After weeks of speculation on how the TV series Mad Men would end—most of it glaringly wrong, some of it surprisingly close—those of us who have seen the actual finale are left to ponder the question: What did it all mean?
Here at BUST, however, the answer is pretty clear. The biggest difference from the ’60s, when the show began, to the early ’70s, where the show wraps up, can be summed up in a single word: Feminism. And the impact of that change was made abundantly clear in each of the closing stories for the three main female characters: Betty, Peggy, and Joan.
[CAUTION: SPOILERS AHEAD]

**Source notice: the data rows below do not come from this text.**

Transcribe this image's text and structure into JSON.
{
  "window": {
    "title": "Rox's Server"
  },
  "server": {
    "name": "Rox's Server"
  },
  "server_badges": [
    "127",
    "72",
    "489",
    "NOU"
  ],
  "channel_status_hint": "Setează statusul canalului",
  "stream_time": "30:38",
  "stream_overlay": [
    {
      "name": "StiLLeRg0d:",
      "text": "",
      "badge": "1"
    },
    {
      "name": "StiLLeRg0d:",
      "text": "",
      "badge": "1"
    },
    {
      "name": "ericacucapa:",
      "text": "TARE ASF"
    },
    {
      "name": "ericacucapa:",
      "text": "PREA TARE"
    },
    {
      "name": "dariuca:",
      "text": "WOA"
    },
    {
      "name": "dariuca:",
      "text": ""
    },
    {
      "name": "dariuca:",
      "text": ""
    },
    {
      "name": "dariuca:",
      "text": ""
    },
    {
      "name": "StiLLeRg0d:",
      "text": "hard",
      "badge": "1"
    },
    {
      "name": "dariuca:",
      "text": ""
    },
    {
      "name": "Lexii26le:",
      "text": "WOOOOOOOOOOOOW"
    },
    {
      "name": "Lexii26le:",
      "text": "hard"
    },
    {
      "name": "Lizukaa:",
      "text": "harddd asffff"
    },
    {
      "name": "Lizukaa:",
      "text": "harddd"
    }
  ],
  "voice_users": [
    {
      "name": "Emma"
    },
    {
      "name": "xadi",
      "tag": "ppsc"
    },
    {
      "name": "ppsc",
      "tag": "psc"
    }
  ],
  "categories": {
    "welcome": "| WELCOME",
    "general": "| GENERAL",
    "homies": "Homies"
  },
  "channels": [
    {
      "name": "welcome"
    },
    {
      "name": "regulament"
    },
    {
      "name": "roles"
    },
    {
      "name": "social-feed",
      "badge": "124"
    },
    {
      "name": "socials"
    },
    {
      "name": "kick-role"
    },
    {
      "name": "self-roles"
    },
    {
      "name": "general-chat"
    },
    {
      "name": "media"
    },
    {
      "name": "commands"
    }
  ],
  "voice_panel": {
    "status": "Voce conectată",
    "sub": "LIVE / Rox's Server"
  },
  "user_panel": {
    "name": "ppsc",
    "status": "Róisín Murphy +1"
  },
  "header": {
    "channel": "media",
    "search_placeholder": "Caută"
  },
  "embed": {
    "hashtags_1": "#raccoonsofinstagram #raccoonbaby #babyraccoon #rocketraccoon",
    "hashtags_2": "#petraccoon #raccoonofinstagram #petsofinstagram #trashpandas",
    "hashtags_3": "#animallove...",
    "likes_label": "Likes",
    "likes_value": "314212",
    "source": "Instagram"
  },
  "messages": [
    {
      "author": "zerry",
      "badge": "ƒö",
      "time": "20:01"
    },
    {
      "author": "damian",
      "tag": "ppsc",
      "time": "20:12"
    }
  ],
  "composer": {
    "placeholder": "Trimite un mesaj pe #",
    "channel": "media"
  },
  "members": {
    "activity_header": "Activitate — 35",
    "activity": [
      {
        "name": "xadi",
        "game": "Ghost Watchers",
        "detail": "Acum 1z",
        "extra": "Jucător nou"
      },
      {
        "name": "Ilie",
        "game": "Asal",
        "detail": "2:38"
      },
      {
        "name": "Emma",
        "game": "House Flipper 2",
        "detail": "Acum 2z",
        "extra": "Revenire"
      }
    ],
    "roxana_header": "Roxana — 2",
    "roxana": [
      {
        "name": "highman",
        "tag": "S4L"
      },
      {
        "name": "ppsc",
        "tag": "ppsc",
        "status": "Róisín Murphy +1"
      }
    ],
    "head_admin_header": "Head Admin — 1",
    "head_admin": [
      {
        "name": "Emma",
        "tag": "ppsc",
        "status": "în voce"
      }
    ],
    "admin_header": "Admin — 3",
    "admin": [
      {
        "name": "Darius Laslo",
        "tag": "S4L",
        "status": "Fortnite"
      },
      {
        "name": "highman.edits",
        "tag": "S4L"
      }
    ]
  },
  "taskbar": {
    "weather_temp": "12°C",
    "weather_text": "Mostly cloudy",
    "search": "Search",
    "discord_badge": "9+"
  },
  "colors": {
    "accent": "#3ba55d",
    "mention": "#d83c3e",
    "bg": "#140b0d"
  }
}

Betty: The most old-school of the group, Betty Francis (ex Draper) was, at the beginning of the show, a happy housewife — of sorts, at least — putting up with her husband’s philandering ways and enjoying the benefits of his financial success. But throughout the series, there were hints that Betty was wrestling with a degree of dissatisfaction in that role. She was, it seems, the embodiment of Betty Friedan’s “problem that has no name.” And although she did, in the final season, decide to go back to school and get a degree, the death of Betty represents the death of the kind of traditional female role she lead, which was, for many years, the only role most women were offered. As a result of Betty Friedan and a raft of women, the 70s finally saw the death of the “feminine mystique,” and if anyone embodied that mystique, it was Betty.

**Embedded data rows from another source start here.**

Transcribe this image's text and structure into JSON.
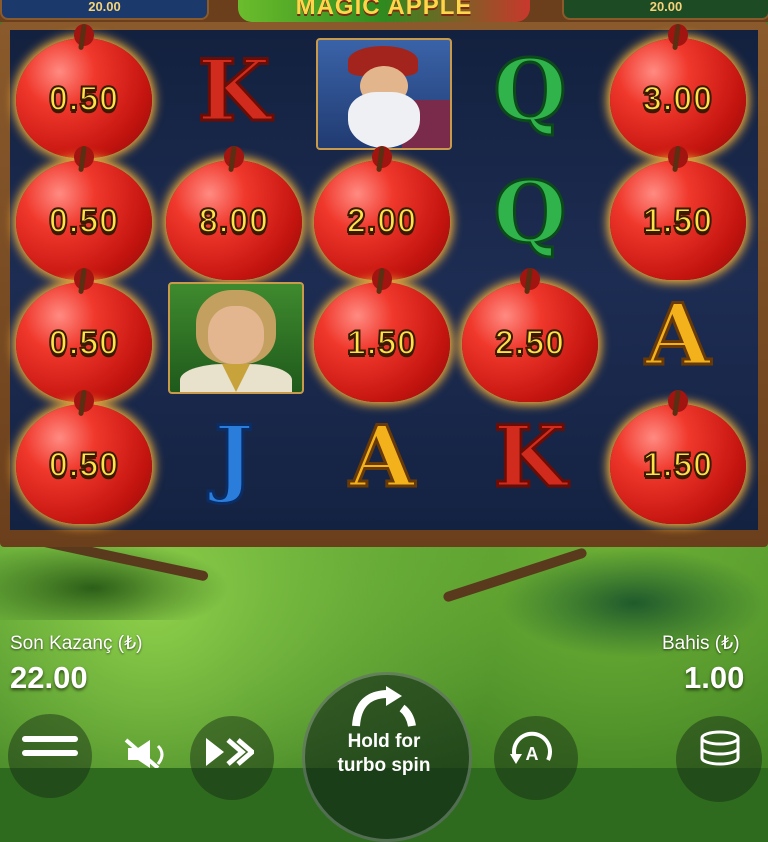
{
  "header": {
    "left_box_text": "20.00",
    "right_box_text": "20.00",
    "logo_text": "MAGIC APPLE"
  },
  "reels": {
    "grid": [
      [
        {
          "type": "apple",
          "value": "0.50"
        },
        {
          "type": "apple",
          "value": "0.50"
        },
        {
          "type": "apple",
          "value": "0.50"
        },
        {
          "type": "apple",
          "value": "0.50"
        }
      ],
      [
        {
          "type": "letter",
          "value": "K",
          "color": "#d02b1c"
        },
        {
          "type": "apple",
          "value": "8.00"
        },
        {
          "type": "portrait",
          "value": "prince"
        },
        {
          "type": "letter",
          "value": "J",
          "color": "#2b7ddc"
        }
      ],
      [
        {
          "type": "portrait",
          "value": "dwarf"
        },
        {
          "type": "apple",
          "value": "2.00"
        },
        {
          "type": "apple",
          "value": "1.50"
        },
        {
          "type": "letter",
          "value": "A",
          "color": "#f3b21c"
        }
      ],
      [
        {
          "type": "letter",
          "value": "Q",
          "color": "#2fb34a"
        },
        {
          "type": "letter",
          "value": "Q",
          "color": "#2fb34a"
        },
        {
          "type": "apple",
          "value": "2.50"
        },
        {
          "type": "letter",
          "value": "K",
          "color": "#d02b1c"
        }
      ],
      [
        {
          "type": "apple",
          "value": "3.00"
        },
        {
          "type": "apple",
          "value": "1.50"
        },
        {
          "type": "letter",
          "value": "A",
          "color": "#f3b21c"
        },
        {
          "type": "apple",
          "value": "1.50"
        }
      ]
    ]
  },
  "hud": {
    "last_win_label": "Son Kazanç (₺)",
    "last_win_value": "22.00",
    "bet_label": "Bahis (₺)",
    "bet_value": "1.00",
    "spin_label_line1": "Hold for",
    "spin_label_line2": "turbo spin"
  },
  "icons": {
    "menu": "menu-icon",
    "sound": "sound-muted-icon",
    "turbo": "fast-forward-icon",
    "spin": "spin-arrows-icon",
    "autoplay": "autoplay-icon",
    "bet": "coin-stack-icon"
  }
}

Peggy: A bit younger than Betty, Peggy always had her mind on her career and her career on her mind, which was a rarity for women when she started. In her progress up the corporate ladder she was continuously battling sexism, whether having her ideas belittled or outright stolen, or, more recently, being mistaken for a secretary and not even having an office at the new company. We’ve seen Peggy through a number of romances, but these were always just the B plots to a life that was all about being a financially independent woman, and making it in a man’s world. In the end, she gets a man, yes, but it’s clearly not for financial stability (her suiter is lower in rank than she is at the company), but purely for love. Will they get married? Who knows. Peggy needs a man like a fish needs a bicycle, but she needs a career like a fish needs water. Her wrap-up embodies the goals of 70s feminism.

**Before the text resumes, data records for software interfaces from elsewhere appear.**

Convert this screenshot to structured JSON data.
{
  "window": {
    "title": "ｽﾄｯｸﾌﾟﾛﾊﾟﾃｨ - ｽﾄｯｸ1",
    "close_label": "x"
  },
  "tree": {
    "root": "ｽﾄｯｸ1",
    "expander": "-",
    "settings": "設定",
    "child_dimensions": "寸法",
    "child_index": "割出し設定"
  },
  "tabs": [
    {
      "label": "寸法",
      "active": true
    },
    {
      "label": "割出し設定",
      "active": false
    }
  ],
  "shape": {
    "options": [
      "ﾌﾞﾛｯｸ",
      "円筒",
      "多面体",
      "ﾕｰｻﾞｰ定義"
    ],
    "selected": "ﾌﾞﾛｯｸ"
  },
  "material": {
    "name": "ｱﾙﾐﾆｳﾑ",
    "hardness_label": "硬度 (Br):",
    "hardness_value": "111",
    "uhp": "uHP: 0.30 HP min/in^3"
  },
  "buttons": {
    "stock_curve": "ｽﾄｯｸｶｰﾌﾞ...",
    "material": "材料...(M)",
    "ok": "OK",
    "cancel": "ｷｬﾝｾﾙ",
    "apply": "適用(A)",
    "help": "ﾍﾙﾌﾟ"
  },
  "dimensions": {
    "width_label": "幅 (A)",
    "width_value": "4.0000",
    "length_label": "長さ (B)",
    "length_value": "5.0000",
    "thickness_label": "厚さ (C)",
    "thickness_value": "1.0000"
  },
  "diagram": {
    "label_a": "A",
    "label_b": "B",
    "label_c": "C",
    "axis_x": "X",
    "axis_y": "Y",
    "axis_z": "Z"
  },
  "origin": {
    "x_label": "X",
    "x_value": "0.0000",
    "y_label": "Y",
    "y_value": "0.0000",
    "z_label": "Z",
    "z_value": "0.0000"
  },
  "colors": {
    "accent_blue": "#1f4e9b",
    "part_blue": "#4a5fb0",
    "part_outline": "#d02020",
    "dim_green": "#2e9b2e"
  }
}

Joan: The female bombshell of the series, whose body seems to make men’s eyes pop out like a wolf in a Warner Brothers cartoon, Joan was also very career-minded. Like Peggy, she, too, rose up the corporate ladder, but paused to get married and have a baby. And, like Peggy, she was constantly battling sexism, especially in the form of sexual harassment in the workplace (which mouse-y Peggy seemed to largely have escaped). Nevertheless, Joan had no intention of playing down her feminine assets (although that’s just what feminists of the time might have recommended); and when it turned out that this was simply not compatible with the boy’s club mentality of the corporate world at the time, she walked away from it all. In the end, she gave up a promising romance to start up her own business, becoming the “strong, independent” woman that the feminism of the 70s idealized, but on her own terms. Coupled with the cool million dollars she pocketed and a guaranteed large inheritance for her kid, Joan didn’t need to depend on a man, and she didn’t need to work. And yet she chose having a career over having a man, bringing home the message that for many women, as for many men, work is more than just a paycheck: just like Coca Cola, it satisfies.